House Ways and Means Committee Advances TANF Legislation
The House Ways and Means Committee held two recent markups on portions of the Temporary Assistance for Needy Families (TANF/CalWORKs) program. While the committee has not yet undertaken a full review and reauthorization of TANF, the six bills they did pass would affect state and county administration of the program.
Most notably, the committee adopted a bipartisan bill (HR 2990) that would create a $100 million subsidized employment grant program for TANF recipients. States would apply for the demonstration grants to draw down a 50 percent wage match from the federal government for public or private employers hiring TANF recipients.

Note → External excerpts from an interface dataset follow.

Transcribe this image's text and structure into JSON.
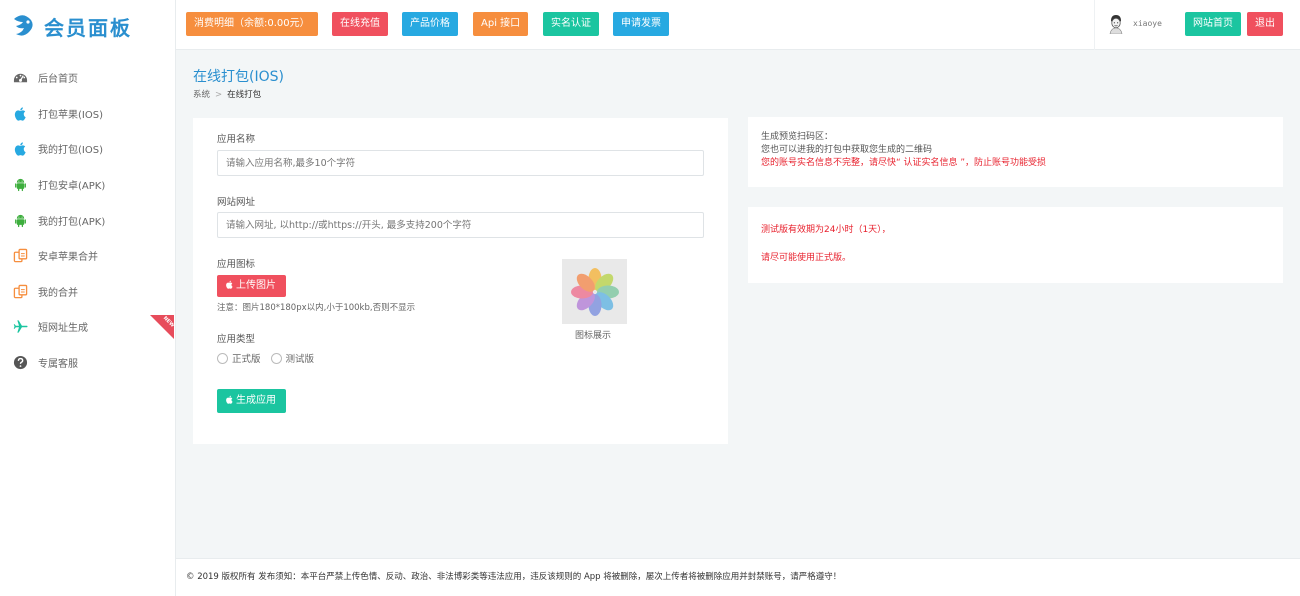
{
  "logo": {
    "text": "会员面板"
  },
  "sidebar": {
    "items": [
      {
        "label": "后台首页",
        "icon": "dashboard-icon"
      },
      {
        "label": "打包苹果(IOS)",
        "icon": "apple-icon"
      },
      {
        "label": "我的打包(IOS)",
        "icon": "apple-icon"
      },
      {
        "label": "打包安卓(APK)",
        "icon": "android-icon"
      },
      {
        "label": "我的打包(APK)",
        "icon": "android-icon"
      },
      {
        "label": "安卓苹果合并",
        "icon": "merge-icon"
      },
      {
        "label": "我的合并",
        "icon": "merge-icon"
      },
      {
        "label": "短网址生成",
        "icon": "plane-icon",
        "badge": "NEW"
      },
      {
        "label": "专属客服",
        "icon": "help-icon"
      }
    ]
  },
  "header": {
    "buttons": [
      {
        "label": "消费明细（余额:0.00元）",
        "color": "#f68e3e"
      },
      {
        "label": "在线充值",
        "color": "#f0505e"
      },
      {
        "label": "产品价格",
        "color": "#27a9e1"
      },
      {
        "label": "Api 接口",
        "color": "#f68e3e"
      },
      {
        "label": "实名认证",
        "color": "#1bc5a0"
      },
      {
        "label": "申请发票",
        "color": "#27a9e1"
      }
    ],
    "username": "xiaoye",
    "home_button": "网站首页",
    "logout_button": "退出"
  },
  "page": {
    "title": "在线打包(IOS)",
    "breadcrumb": [
      "系统",
      "在线打包"
    ]
  },
  "form": {
    "app_name_label": "应用名称",
    "app_name_placeholder": "请输入应用名称,最多10个字符",
    "url_label": "网站网址",
    "url_placeholder": "请输入网址, 以http://或https://开头, 最多支持200个字符",
    "icon_label": "应用图标",
    "upload_button": "上传图片",
    "upload_note": "注意：图片180*180px以内,小于100kb,否则不显示",
    "icon_caption": "图标展示",
    "type_label": "应用类型",
    "type_options": [
      "正式版",
      "测试版"
    ],
    "generate_button": "生成应用"
  },
  "qr_panel": {
    "line1": "生成预览扫码区：",
    "line2": "您也可以进我的打包中获取您生成的二维码",
    "warning": "您的账号实名信息不完整，请尽快“ 认证实名信息 ”，防止账号功能受损"
  },
  "test_panel": {
    "line1": "测试版有效期为24小时（1天），",
    "line2": "请尽可能使用正式版。"
  },
  "footer": {
    "text": "© 2019 版权所有 发布须知：本平台严禁上传色情、反动、政治、非法博彩类等违法应用，违反该规则的 App 将被删除，屡次上传者将被删除应用并封禁账号，请严格遵守！"
  }
}
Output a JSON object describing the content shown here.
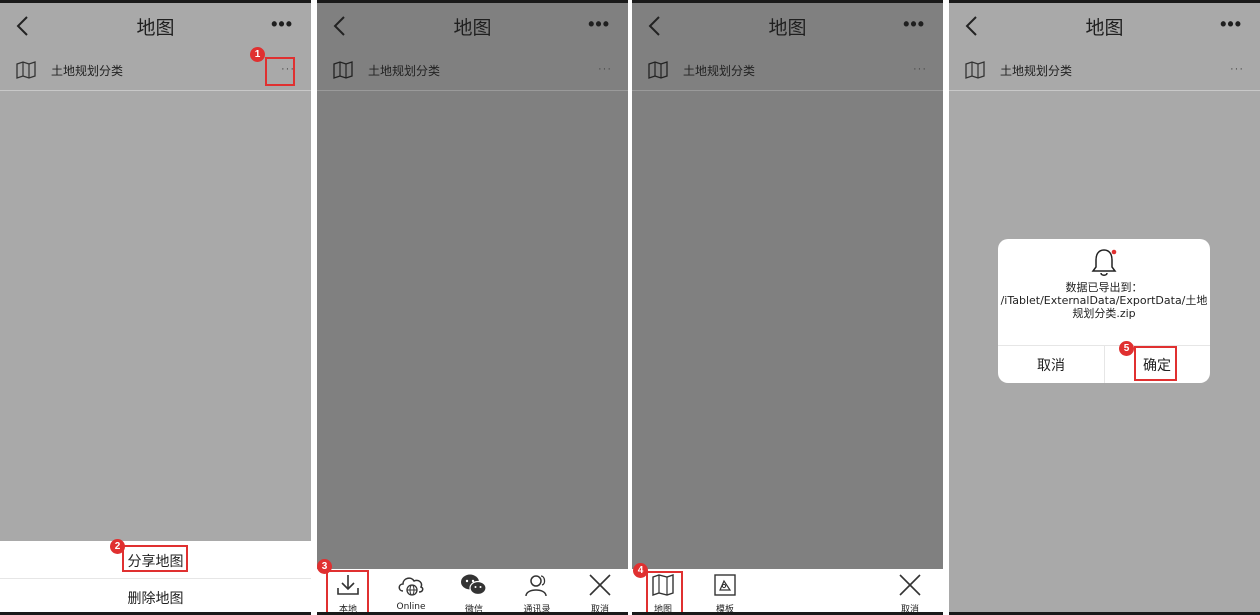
{
  "header": {
    "title": "地图",
    "more": "•••"
  },
  "map_item": {
    "label": "土地规划分类",
    "more": "···"
  },
  "sheet": {
    "share_label": "分享地图",
    "delete_label": "删除地图"
  },
  "share_targets": [
    {
      "label": "本地",
      "icon": "download-icon"
    },
    {
      "label": "Online",
      "icon": "cloud-globe-icon"
    },
    {
      "label": "微信",
      "icon": "wechat-icon"
    },
    {
      "label": "通讯录",
      "icon": "contacts-icon"
    },
    {
      "label": "取消",
      "icon": "close-icon"
    }
  ],
  "share_type": {
    "map_label": "地图",
    "template_label": "模板",
    "cancel_label": "取消"
  },
  "dialog": {
    "line1": "数据已导出到：",
    "line2": "/iTablet/ExternalData/ExportData/土地",
    "line3": "规划分类.zip",
    "cancel_label": "取消",
    "confirm_label": "确定"
  },
  "steps": [
    "1",
    "2",
    "3",
    "4",
    "5"
  ],
  "colors": {
    "highlight": "#e03030",
    "dim_overlay": "#808080",
    "light_overlay": "#a9a9a9"
  }
}
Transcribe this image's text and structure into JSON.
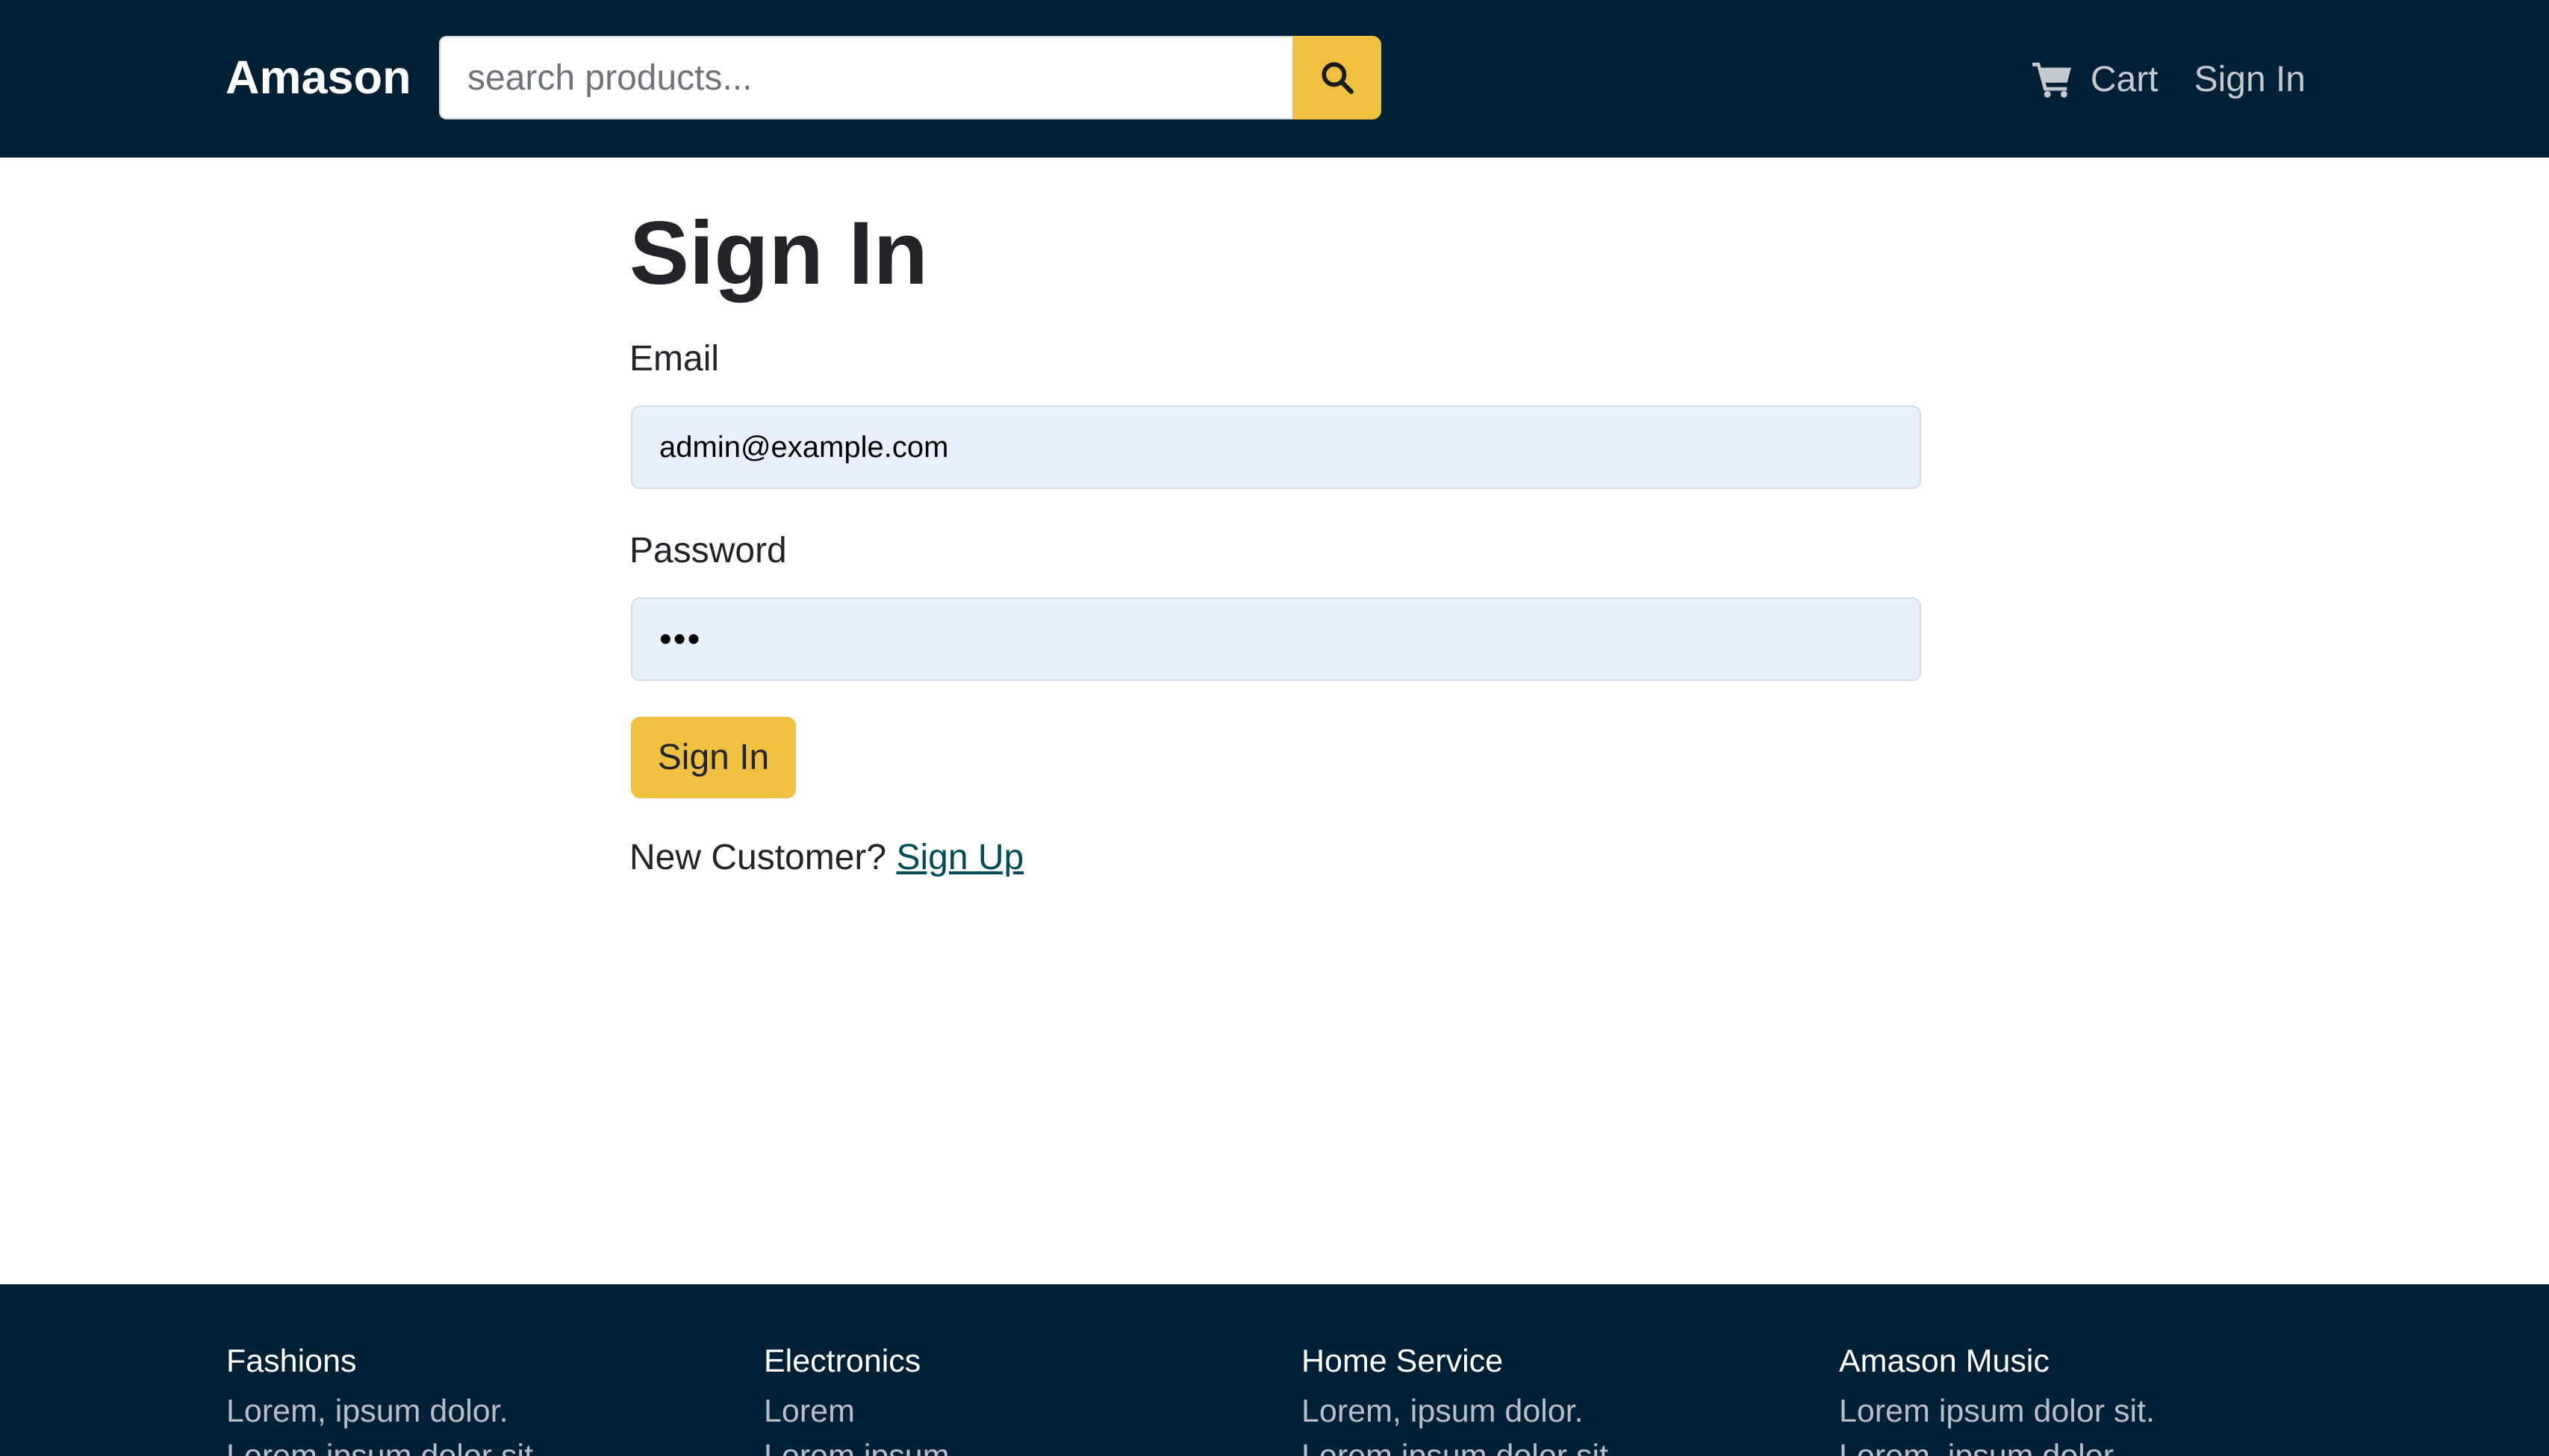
{
  "header": {
    "brand": "Amason",
    "search": {
      "placeholder": "search products...",
      "value": ""
    },
    "nav": {
      "cart_label": "Cart",
      "signin_label": "Sign In"
    }
  },
  "main": {
    "title": "Sign In",
    "email": {
      "label": "Email",
      "value": "admin@example.com"
    },
    "password": {
      "label": "Password",
      "value": "123"
    },
    "submit_label": "Sign In",
    "new_customer_text": "New Customer?",
    "signup_link_label": "Sign Up"
  },
  "footer": {
    "columns": [
      {
        "title": "Fashions",
        "links": [
          "Lorem, ipsum dolor.",
          "Lorem ipsum dolor sit."
        ]
      },
      {
        "title": "Electronics",
        "links": [
          "Lorem",
          "Lorem ipsum"
        ]
      },
      {
        "title": "Home Service",
        "links": [
          "Lorem, ipsum dolor.",
          "Lorem ipsum dolor sit."
        ]
      },
      {
        "title": "Amason Music",
        "links": [
          "Lorem ipsum dolor sit.",
          "Lorem, ipsum dolor."
        ]
      }
    ]
  },
  "colors": {
    "header_bg": "#002035",
    "accent": "#f0c040",
    "input_bg": "#e8f0fe",
    "link": "#004d5a",
    "nav_text": "#c4c9ce",
    "footer_link": "#b8bec5"
  },
  "icons": {
    "search": "magnifier-icon",
    "cart": "shopping-cart-icon"
  }
}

Available for up to one year, the grants could support employment for a number of individuals, including youth up to age 24, non-custodial parents, and those individuals whose income is less than 200 percent of the poverty level.
The Ways and Means Committee also adopted legislation (HR 2959) that would limit and grandfather the ability of states to claim third-party expenditures of community-based organizations and others as the state’s financial match in order to draw down federal TANF funds. Other bipartisan bills include a measure (HR 5169) to direct the Department of Health and Human Services to evaluate the success of activities funded by state TANF programs and provide federal matching grants to states who wish to evaluate certain aspects of their program. A federal clearinghouse of effective programs would be created by HHS and the Department of Labor. Another bill (HR 5170) adopted by the committee would establish a federal initiative to support social impact demonstration projects.
In addition, the Committee advanced legislation (HR 2952) along party lines that would establish new performance standards on states to measure the percentage of TANF recipients who have left the program and are working. This includes measures that would require states to track individuals at the half and full-year mark after leaving TANF, using metrics that resemble those under the Workforce Innovation and Opportunity Act (WIOA).
Looking ahead, the bills face an uncertain future. In addition, Democrats have called on GOP leaders to consider other measures that were included in a 2015 discussion draft which, among other provisions, would increase the allowable time that TANF recipients may spend in vocational education, as well as the ability of states to count part time work toward meeting the federal work participation requirements.